When you travel to the developing world, guidebooks tell you to avoid road travel at night. Driving at night carries more risk wherever you are in the world, including the U.S.
These are some things you can do to make driving after dark safer:
- Get adequate sleep and rest: Driving back after a two-day festival where you have not slept means you will be tired. If you have a nighttime journey coming up, try to get adequate sleep in the days leading up.
- Stop if you feel tired: It can be tempting to push on when there is a warm bed calling you. Yet, doing so might mean you never arrive. Schedule rest stops, get out and walk about to increase circulation and concentration. Power naps can do wonders.

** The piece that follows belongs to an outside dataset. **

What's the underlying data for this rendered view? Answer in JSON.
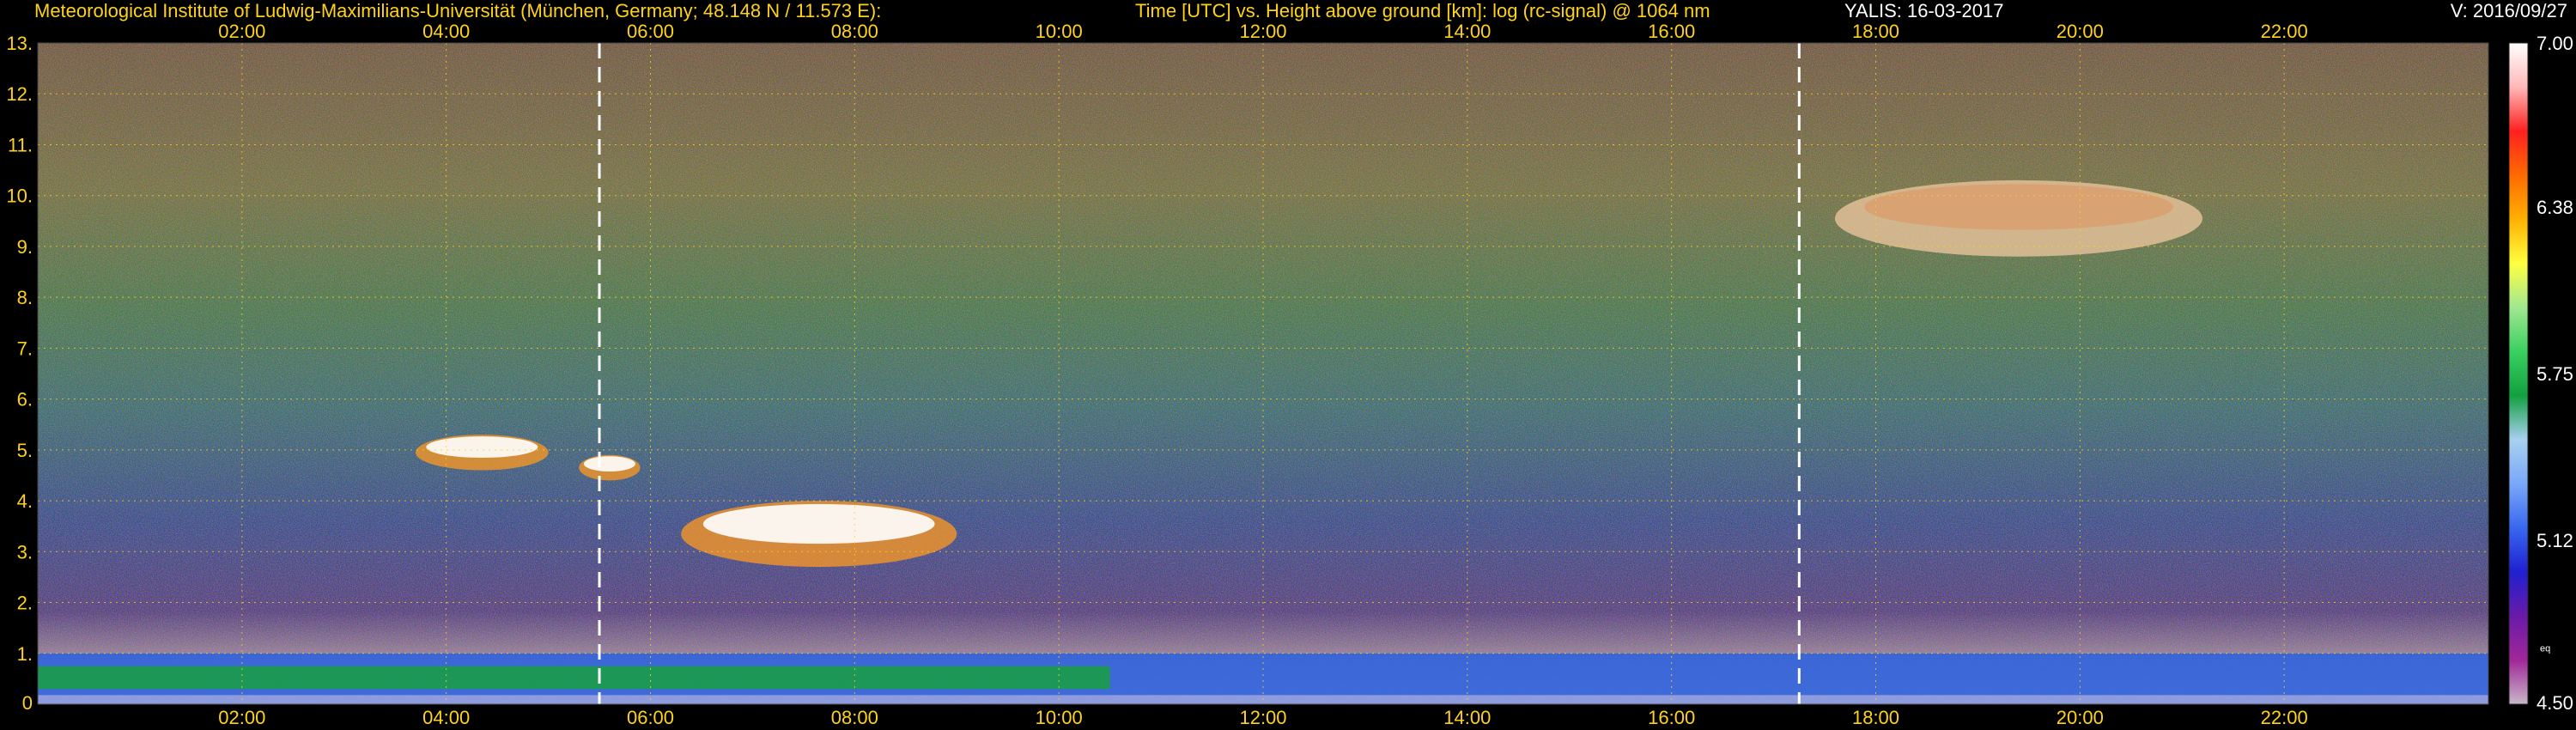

- Turn off distracting lights: When someone in the back seat turns on the inside light, it affects your ability to see the road. Phone screens and GPS screens have the same effect. Newer cars may have the means to dim the dashboard for this reason.
- Clean the glass: One of the problems of night time driving is oncoming cars blinding you. Dirty windshields make the lights seem worse than clean ones.
- Align your headlights: Well-aligned lamps make it easier for you to see. Poorly aligned headlamps can blind other drivers, as well as fail to illuminate your path. Check your bulbs are in good condition and consider replacing them with a brighter legal bulb. Wash your headlights before a big night trip.
If you are injured in a nighttime car crash in Illinois, seek legal help to understand your compensation options.